Jan 23, 2001 10:21 AM

This upscale dining room features a retractable central skylight, wrought-iron sculpture and light-wood accents. Walls are lined with an ever-changing art collection from the Nevada Institute for Contemporary Arts, and the room is centerpieced by a bronze sculpture that appears to climb from the floor to the ceiling. The menu follows chef Jean-Louis Palladin’s philosophy that "first perfect the taste; from that point all else will follow." Palladin’s trademarks include such delicacies as foie gras, truffles, exotic wild mushrooms and caviar. Among the popular specialties are roasted pear and pecan with fried blue cheese, corn soup with Manila clams and scallop quenelles and wood-grilled veal chops with truffled gnocchi.
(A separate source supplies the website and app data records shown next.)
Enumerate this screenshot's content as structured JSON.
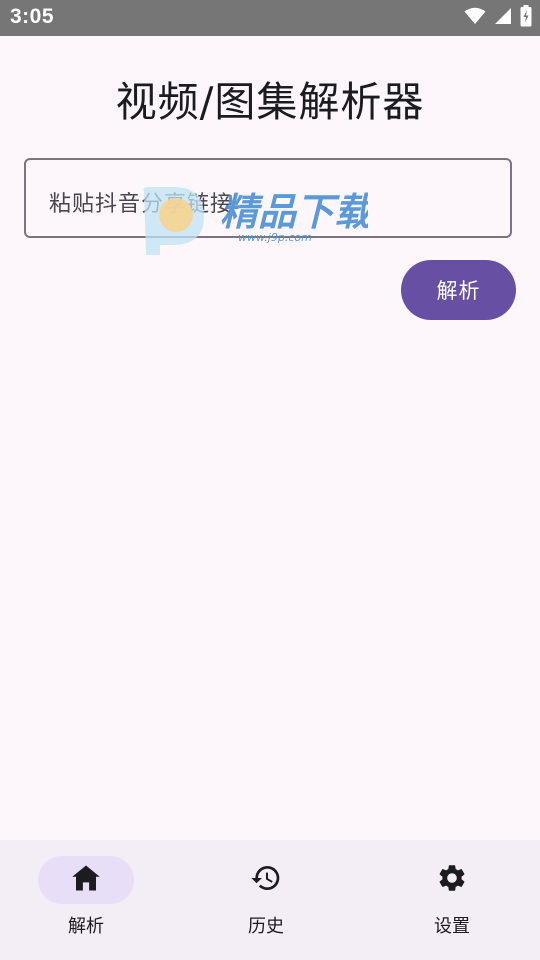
{
  "status_bar": {
    "time": "3:05"
  },
  "title": "视频/图集解析器",
  "input": {
    "placeholder": "粘贴抖音分享链接"
  },
  "parse_button": {
    "label": "解析"
  },
  "watermark": {
    "text": "精品下载",
    "url": "www.j9p.com"
  },
  "bottom_nav": {
    "items": [
      {
        "label": "解析",
        "icon": "home-icon",
        "active": true
      },
      {
        "label": "历史",
        "icon": "history-icon",
        "active": false
      },
      {
        "label": "设置",
        "icon": "settings-icon",
        "active": false
      }
    ]
  },
  "colors": {
    "accent": "#6750a4",
    "active_pill": "#e8def8",
    "background": "#fdf7fc",
    "nav_background": "#f3edf6",
    "status_bar": "#767676"
  }
}
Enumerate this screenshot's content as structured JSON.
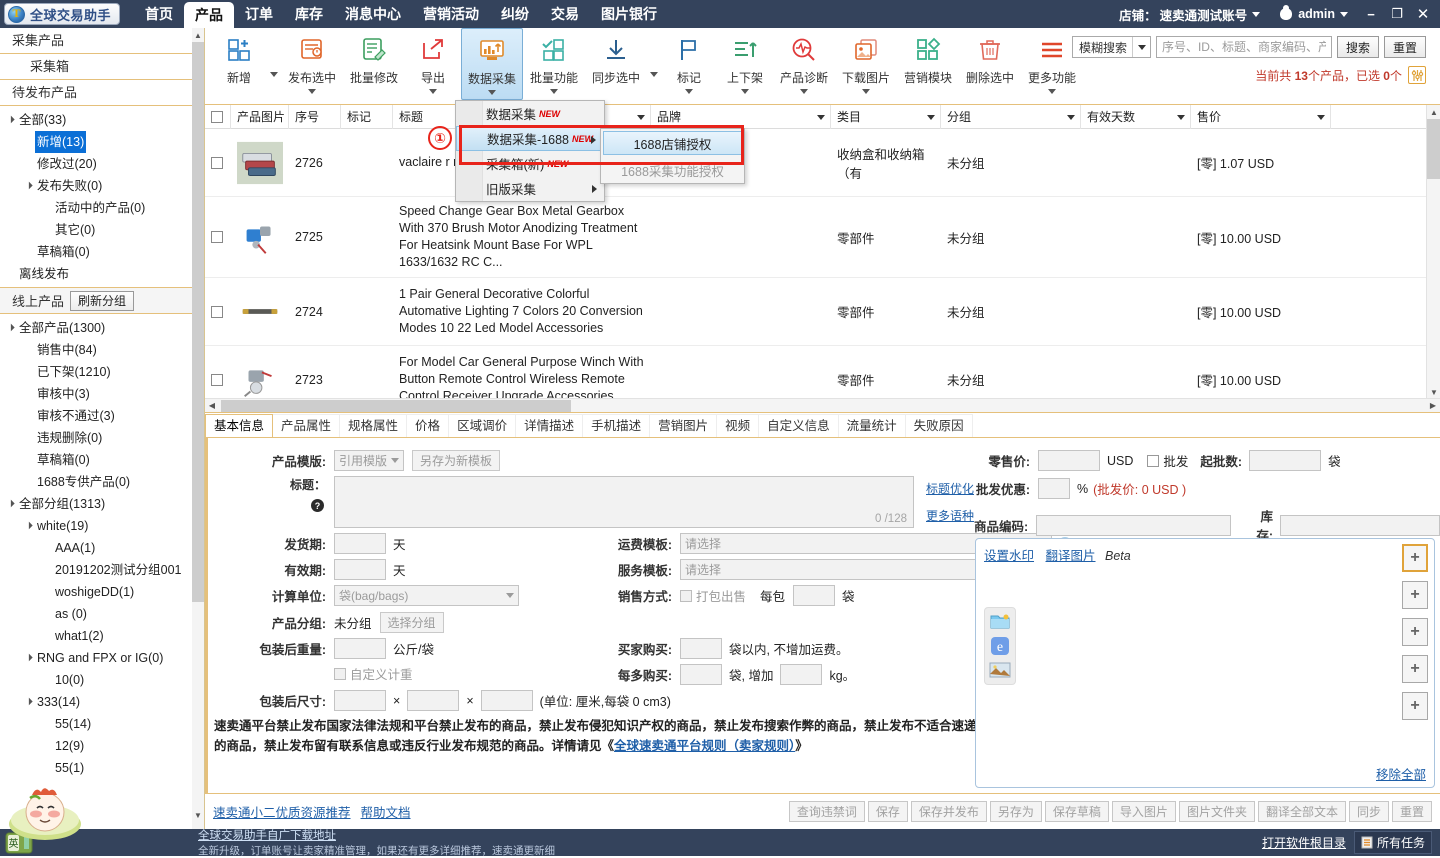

Napa has also become known for its extensive wine cellar, which houses, among others, a 1950 bottle of Chateau Lafite Rothschild.

Olio! at MGM Grand is unlike any dining experience

Olio! at the MGM Grand – where Neo-Italian cuisine plays a starring role on a kaleidoscope stage. Where the celebrated culinary talents of executive chef John Cahill mix with the eclectic, colorful imagination of creator and co-owner John Tunney III. Where dessert is off the wall (literally) and the antipasto table is nearly off the charts.

Like a true adventure, Olio! both asks the questions and provides the answers.

From the 100-foot-long tiger wood entrance that transforms guests from spectators to participants, Olio! provides an experience for everyone. Pull on a chair at the 40-foot-long antipasto table-the world’s longest. Relax at the lounge with a signature cocktail while surfing the menu or plug your laptop into the wall and surf the Internet.

Make it a quiet dinner for two under the massive, two-part, red and ivory flowing ribbon or invite 35 of your friends to the private screening room for the most high-tech audio/visual/culinary experience found anywhere. Or book passage at "Table 99," the signature chef’s tasting table, for a multi-course ride your taste buds will remember in their memoirs.

New seafood/oyster bar opens at Stratosphere

Montana’s Steakhouse in the Stratosphere Casino Hotel has added Chef Karl’s Seafood and Oyster Bar to the original Western steakhouse fare. The seafood and oyster bar is served Thursday through Sunday from 5 to 10 p.m.

Chef Karl’s Oyster and Seafood Bar features ocean favorites such as marinated swordfish, oysters on the half shell, steamed clams, smoked salmon and bay scallop salad. The bar also includes black mussels Prince Edward; and cevice red, an assortment of seafood marinated in lemon juice, garlic, onion, fresh herbs, seasonings, white wine, tomatoes and diced bell peppers.

Entrees are priced from $7.99 to $10.99. The house special, Louisiana clam chowder, is served in a bread bowl for $4.29.

Blue Iguana at Circus Circus

The Mexican cantina-style restaurant on the hotel’s Promenade level is a festive affair with colorful wall accents, fieldstone walls, tile floors and wrought iron furnishings. Among the traditional favorites are flavorful renditions of tamales, chile relleno, burritos, chimichangas, enchiladas, tacos, carne asada and chile verde For a change of pace, sample one of the chef specialties, which include fish tacos, skewers of seafood (shrimp, halibut and scallops) and fajitas — steak, chicken vegetable or shrimp. Another innovative dish is the "Drunken" shrimp, which is made with a tangy tequila lime sauce.

The Range at Harrah’s

In addition to a sweeping view of the famed Las Vegas Strip, this upscale dining room has a rustic aura with its Western decor, dark woods and brass and copper accents. Specialties of the house include an 8-ounce bone-in filet mignon, and a halibut T-bone with tangy salsa. Other favorites are the 24-ounce porterhouse and slow-roasted prime rib, with natural au jus, in a 12- or 16-ounce size. The adjoining Range Lounge is a popular spot for live entertainment, cocktails, premium wines, specialty coffees, tasty appetizers, desserts and fine cigars – all accompanied by a spectacular view of the Strip.